The Dark Lake

Author: Sarah Bailey

Publisher/Year: Allen & Unwin 2017



A beautiful young teacher has been murdered, her body found in the lake, strewn with red roses. Local policewoman Detective Sergeant Gemma Woodstock pushes to be assigned to the case, concealing the fact that she knew the murdered woman in high school years before.

But that’s not all Gemma is trying to hide. As the investigation digs deeper into the victim’s past, other secrets threaten to come to light, secrets that were supposed to remain buried. The lake holds the key to solving the murder, but it also has the power to drag Gemma down into its dark depths.

Reviewer: Lesley Vick

This debut novel from Melbourne-based author Sarah Bailey is a psychological thriller (mostly) narrated by Gemma Woodstock who was at high school with the murder victim, Rosalind Ryan, over a decade before. Gemma conceals some things she knows about the victim which risks compromising her official role.

Their previous relationship was complex and relevant to the resolution of the murder and the story is presented through an alternating timeline of the past and the present. For Australian readers, the setting is convincing. It is Christmas time in the middle of an exhausting hot summer in a small country town, Smithson, where everybody tends to know everyone else’s business – past and present.

The characters are interesting although not necessarily appealing. The murder victim, enigmatic, beautiful and young, has returned to Smithson to teach at the high school.  Everyone ‘knew’ her but it becomes clear that they did not know her at all well and mystery surrounds her relationships with others, including Gemma Woodstock.

Gemma herself is a flawed and complex character, quite apart from her past relationship with Rosalind Ryan. I must say that I did not like Gemma. Her personal life is a mess.
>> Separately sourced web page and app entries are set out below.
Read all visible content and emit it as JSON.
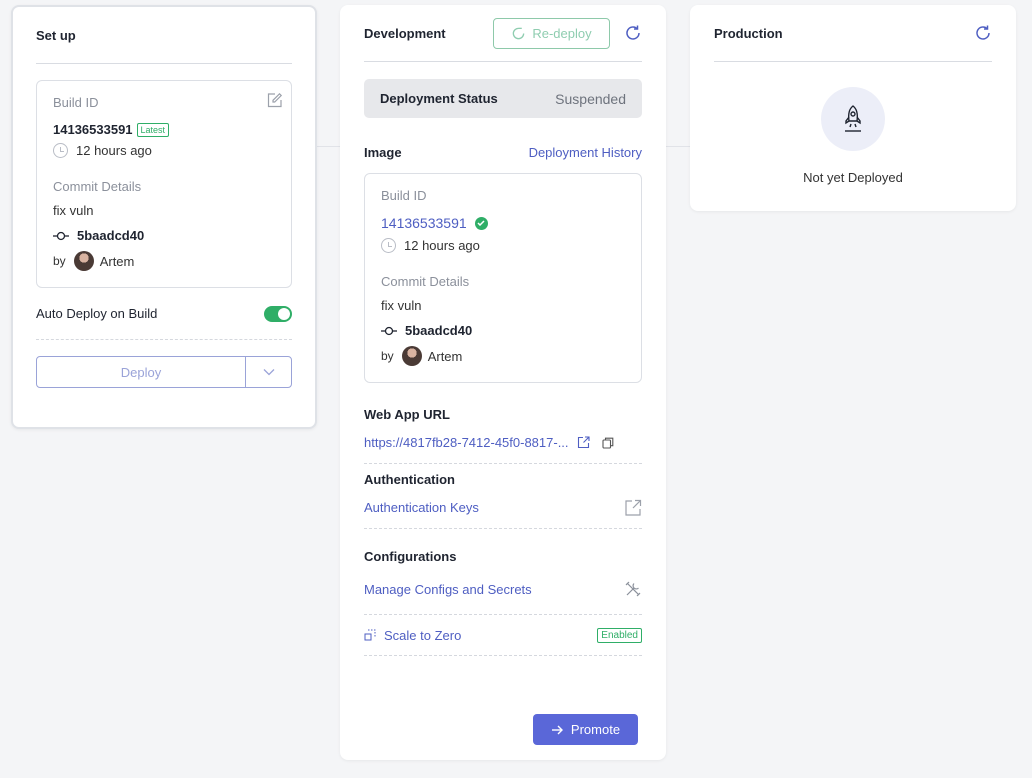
{
  "setup": {
    "title": "Set up",
    "build_id_label": "Build ID",
    "build_id": "14136533591",
    "latest_badge": "Latest",
    "time_ago": "12 hours ago",
    "commit_details_label": "Commit Details",
    "commit_message": "fix vuln",
    "commit_hash": "5baadcd40",
    "by_label": "by",
    "author": "Artem",
    "auto_deploy_label": "Auto Deploy on Build",
    "auto_deploy_enabled": true,
    "deploy_label": "Deploy"
  },
  "development": {
    "title": "Development",
    "redeploy_label": "Re-deploy",
    "deployment_status_label": "Deployment Status",
    "deployment_status_value": "Suspended",
    "image_label": "Image",
    "deployment_history_link": "Deployment History",
    "build": {
      "build_id_label": "Build ID",
      "build_id": "14136533591",
      "time_ago": "12 hours ago",
      "commit_details_label": "Commit Details",
      "commit_message": "fix vuln",
      "commit_hash": "5baadcd40",
      "by_label": "by",
      "author": "Artem"
    },
    "web_app_url_label": "Web App URL",
    "web_app_url": "https://4817fb28-7412-45f0-8817-...",
    "authentication_label": "Authentication",
    "authentication_keys_link": "Authentication Keys",
    "configurations_label": "Configurations",
    "manage_configs_link": "Manage Configs and Secrets",
    "scale_to_zero_label": "Scale to Zero",
    "scale_to_zero_badge": "Enabled",
    "promote_label": "Promote"
  },
  "production": {
    "title": "Production",
    "status_text": "Not yet Deployed"
  },
  "colors": {
    "accent": "#4e5ec2",
    "success": "#2fae67",
    "primary_button": "#5a67d8"
  }
}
She is rather self-obsessed, she is cheating on her partner (the father of their child) by having an affair with a fellow (married) police officer and some of her actions are very off-putting. However, she is a dedicated detective and as secrets from the past are revealed their impact on the present day actions of the characters becomes clear and lead the way to resolving the murder. The long-lasting impact of passion and jealousy among teenagers, as well as the tragic outcomes of misguided actions are laid bare.

The novel should have been edited to tidy up quite a few loose ends but the author shows promise. She is working on a sequel at the moment and she will have learnt a great deal from the process of writing this book.